**Task brief**
In the material below, which lines hold the word "value"? Pick each one out.

+++ Data excerpts +++

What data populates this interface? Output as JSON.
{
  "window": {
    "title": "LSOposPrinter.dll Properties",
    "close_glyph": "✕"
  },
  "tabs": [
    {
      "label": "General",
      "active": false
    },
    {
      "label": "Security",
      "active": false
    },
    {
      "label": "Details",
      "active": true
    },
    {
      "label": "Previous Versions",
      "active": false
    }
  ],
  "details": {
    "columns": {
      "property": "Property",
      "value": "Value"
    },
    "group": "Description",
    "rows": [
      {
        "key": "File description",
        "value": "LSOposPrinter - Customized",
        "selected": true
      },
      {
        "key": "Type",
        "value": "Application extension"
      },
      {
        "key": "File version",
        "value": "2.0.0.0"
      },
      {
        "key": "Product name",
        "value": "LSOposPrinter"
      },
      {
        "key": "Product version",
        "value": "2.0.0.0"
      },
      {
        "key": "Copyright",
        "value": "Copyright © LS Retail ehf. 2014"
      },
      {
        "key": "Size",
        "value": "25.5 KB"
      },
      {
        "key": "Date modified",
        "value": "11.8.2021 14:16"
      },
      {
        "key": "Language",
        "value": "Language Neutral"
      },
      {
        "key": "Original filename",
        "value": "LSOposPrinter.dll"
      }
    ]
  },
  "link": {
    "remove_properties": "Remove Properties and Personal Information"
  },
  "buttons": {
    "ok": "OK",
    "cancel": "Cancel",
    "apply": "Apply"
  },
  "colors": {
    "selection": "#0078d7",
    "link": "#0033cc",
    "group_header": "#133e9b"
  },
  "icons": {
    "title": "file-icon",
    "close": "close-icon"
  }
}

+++

**Result for this exercise**
      "value": "Value"
        "value": "LSOposPrinter - Customized",
        "value": "Application extension"
        "value": "2.0.0.0"
        "value": "LSOposPrinter"
        "value": "2.0.0.0"
        "value": "Copyright © LS Retail ehf. 2014"
        "value": "25.5 KB"
        "value": "11.8.2021 14:16"
        "value": "Language Neutral"
        "value": "LSOposPrinter.dll"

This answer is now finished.